--- START ---

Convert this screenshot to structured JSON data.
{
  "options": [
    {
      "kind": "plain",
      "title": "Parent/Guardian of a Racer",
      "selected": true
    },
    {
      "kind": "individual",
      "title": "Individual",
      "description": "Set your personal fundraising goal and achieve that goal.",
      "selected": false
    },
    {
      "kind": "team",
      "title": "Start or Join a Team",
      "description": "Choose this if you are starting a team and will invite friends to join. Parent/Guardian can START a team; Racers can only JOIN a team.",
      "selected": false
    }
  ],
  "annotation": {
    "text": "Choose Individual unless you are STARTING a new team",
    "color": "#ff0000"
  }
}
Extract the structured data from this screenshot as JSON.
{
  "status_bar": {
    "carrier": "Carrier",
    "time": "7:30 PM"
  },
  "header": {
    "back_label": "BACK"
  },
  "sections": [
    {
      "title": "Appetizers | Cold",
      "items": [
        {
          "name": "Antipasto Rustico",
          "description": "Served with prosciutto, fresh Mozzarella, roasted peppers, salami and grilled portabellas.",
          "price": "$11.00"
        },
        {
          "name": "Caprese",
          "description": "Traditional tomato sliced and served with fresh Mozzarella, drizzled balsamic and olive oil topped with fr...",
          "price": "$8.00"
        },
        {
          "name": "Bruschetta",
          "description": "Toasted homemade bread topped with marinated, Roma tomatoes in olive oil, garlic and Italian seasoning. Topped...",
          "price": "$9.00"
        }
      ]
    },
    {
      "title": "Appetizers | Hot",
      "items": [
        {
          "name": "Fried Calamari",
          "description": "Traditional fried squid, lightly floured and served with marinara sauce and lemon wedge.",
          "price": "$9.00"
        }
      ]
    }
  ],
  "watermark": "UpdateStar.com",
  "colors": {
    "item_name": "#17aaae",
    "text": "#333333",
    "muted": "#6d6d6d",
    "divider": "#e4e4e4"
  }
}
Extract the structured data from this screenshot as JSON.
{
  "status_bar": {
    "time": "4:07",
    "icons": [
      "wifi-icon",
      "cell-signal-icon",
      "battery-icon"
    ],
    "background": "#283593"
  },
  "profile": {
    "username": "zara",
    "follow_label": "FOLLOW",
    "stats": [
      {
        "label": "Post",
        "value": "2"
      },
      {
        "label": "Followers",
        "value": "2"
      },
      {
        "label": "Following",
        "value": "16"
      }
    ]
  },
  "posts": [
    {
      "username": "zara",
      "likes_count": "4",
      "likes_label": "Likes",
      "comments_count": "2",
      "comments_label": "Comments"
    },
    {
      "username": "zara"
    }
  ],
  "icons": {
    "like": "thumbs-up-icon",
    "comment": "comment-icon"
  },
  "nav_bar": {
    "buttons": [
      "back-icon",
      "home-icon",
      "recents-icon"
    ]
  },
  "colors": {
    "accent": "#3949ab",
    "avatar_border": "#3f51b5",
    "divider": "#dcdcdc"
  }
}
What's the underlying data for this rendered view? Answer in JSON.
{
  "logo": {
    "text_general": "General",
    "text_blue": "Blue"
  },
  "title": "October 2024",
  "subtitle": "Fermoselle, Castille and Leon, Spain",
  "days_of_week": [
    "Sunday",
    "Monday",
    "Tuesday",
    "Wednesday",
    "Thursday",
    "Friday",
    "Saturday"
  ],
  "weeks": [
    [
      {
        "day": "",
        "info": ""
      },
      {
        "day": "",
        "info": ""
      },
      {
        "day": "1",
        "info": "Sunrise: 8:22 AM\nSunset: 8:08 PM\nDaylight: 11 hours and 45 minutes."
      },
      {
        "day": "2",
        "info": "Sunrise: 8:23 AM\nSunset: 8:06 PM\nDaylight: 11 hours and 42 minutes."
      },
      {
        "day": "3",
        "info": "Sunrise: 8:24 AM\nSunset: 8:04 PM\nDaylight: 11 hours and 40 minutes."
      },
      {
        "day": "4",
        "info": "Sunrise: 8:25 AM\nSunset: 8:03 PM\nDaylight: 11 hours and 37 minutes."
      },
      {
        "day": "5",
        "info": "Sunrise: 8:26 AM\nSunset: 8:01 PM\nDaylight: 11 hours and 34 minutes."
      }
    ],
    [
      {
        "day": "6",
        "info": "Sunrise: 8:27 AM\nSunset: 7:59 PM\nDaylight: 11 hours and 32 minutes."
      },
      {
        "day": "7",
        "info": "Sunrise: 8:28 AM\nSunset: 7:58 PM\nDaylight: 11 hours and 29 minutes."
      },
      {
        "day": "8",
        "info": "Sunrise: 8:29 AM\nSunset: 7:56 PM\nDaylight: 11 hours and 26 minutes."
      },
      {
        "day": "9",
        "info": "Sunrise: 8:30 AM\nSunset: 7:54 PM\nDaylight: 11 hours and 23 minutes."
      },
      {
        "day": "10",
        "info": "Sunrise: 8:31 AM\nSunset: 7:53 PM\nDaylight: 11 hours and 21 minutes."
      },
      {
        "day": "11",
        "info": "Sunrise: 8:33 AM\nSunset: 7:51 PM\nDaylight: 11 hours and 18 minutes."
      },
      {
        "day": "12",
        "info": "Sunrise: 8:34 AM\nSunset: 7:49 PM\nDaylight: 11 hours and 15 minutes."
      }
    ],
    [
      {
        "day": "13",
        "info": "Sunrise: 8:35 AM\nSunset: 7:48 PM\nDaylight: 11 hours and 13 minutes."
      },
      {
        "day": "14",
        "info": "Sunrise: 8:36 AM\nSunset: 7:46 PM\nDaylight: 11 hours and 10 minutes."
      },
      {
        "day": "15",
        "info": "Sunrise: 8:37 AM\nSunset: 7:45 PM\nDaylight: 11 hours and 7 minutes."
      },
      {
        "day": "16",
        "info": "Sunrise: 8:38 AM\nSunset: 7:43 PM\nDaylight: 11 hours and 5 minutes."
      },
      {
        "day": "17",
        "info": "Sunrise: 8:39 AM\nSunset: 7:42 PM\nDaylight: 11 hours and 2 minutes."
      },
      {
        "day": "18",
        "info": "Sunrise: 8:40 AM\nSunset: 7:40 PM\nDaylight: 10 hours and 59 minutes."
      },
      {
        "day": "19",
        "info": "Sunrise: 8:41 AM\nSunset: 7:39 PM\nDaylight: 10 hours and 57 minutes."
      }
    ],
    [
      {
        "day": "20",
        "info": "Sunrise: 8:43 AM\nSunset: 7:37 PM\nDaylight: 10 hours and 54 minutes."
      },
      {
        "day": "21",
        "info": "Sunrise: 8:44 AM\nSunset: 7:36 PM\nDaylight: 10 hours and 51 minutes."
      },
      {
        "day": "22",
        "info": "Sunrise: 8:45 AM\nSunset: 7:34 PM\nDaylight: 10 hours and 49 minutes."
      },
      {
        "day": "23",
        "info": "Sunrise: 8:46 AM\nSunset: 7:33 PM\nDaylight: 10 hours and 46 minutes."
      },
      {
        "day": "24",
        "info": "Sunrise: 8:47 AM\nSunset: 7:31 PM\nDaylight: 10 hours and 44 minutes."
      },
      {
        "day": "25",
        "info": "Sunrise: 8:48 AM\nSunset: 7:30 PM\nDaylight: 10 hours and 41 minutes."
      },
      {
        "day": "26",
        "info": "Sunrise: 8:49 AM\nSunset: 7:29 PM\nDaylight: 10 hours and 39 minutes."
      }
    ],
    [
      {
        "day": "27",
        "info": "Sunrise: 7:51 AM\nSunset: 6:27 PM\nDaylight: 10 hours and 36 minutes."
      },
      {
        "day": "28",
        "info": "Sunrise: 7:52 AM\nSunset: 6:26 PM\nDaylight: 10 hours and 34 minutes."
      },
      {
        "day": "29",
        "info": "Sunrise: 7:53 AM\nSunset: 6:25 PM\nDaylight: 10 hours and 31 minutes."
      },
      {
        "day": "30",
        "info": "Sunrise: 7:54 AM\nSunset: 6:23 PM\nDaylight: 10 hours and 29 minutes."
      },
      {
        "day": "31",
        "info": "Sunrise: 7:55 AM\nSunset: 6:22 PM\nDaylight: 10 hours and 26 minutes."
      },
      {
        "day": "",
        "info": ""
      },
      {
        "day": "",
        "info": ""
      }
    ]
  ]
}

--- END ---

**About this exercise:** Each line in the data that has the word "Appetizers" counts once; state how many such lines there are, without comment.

**Answer to this task:** 2